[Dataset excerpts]
== Segment start ==
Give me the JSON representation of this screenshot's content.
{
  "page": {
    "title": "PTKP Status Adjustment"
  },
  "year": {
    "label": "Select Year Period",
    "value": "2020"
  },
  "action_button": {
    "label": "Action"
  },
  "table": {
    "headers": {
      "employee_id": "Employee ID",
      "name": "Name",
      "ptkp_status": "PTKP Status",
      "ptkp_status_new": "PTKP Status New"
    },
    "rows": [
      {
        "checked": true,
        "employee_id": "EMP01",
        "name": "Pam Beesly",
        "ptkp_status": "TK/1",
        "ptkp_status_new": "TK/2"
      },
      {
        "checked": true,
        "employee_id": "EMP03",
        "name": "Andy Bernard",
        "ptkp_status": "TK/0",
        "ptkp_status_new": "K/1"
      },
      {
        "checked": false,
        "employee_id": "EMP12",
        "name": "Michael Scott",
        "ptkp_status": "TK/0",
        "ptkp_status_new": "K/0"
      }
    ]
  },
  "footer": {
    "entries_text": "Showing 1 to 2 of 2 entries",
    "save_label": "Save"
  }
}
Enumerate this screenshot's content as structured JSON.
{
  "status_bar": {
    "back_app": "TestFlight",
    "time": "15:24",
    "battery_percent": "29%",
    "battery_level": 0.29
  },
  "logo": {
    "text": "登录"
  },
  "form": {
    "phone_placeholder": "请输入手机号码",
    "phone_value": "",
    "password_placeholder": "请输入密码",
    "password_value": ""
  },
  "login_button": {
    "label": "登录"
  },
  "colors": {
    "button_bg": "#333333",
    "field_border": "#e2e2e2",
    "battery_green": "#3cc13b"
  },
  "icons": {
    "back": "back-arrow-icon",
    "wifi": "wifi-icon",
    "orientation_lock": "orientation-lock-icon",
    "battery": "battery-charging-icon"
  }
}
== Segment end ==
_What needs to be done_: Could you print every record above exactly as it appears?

_Answer to the problem_:
Give me the JSON representation of this screenshot's content.
{
  "page": {
    "title": "PTKP Status Adjustment"
  },
  "year": {
    "label": "Select Year Period",
    "value": "2020"
  },
  "action_button": {
    "label": "Action"
  },
  "table": {
    "headers": {
      "employee_id": "Employee ID",
      "name": "Name",
      "ptkp_status": "PTKP Status",
      "ptkp_status_new": "PTKP Status New"
    },
    "rows": [
      {
        "checked": true,
        "employee_id": "EMP01",
        "name": "Pam Beesly",
        "ptkp_status": "TK/1",
        "ptkp_status_new": "TK/2"
      },
      {
        "checked": true,
        "employee_id": "EMP03",
        "name": "Andy Bernard",
        "ptkp_status": "TK/0",
        "ptkp_status_new": "K/1"
      },
      {
        "checked": false,
        "employee_id": "EMP12",
        "name": "Michael Scott",
        "ptkp_status": "TK/0",
        "ptkp_status_new": "K/0"
      }
    ]
  },
  "footer": {
    "entries_text": "Showing 1 to 2 of 2 entries",
    "save_label": "Save"
  }
}
Enumerate this screenshot's content as structured JSON.
{
  "status_bar": {
    "back_app": "TestFlight",
    "time": "15:24",
    "battery_percent": "29%",
    "battery_level": 0.29
  },
  "logo": {
    "text": "登录"
  },
  "form": {
    "phone_placeholder": "请输入手机号码",
    "phone_value": "",
    "password_placeholder": "请输入密码",
    "password_value": ""
  },
  "login_button": {
    "label": "登录"
  },
  "colors": {
    "button_bg": "#333333",
    "field_border": "#e2e2e2",
    "battery_green": "#3cc13b"
  },
  "icons": {
    "back": "back-arrow-icon",
    "wifi": "wifi-icon",
    "orientation_lock": "orientation-lock-icon",
    "battery": "battery-charging-icon"
  }
}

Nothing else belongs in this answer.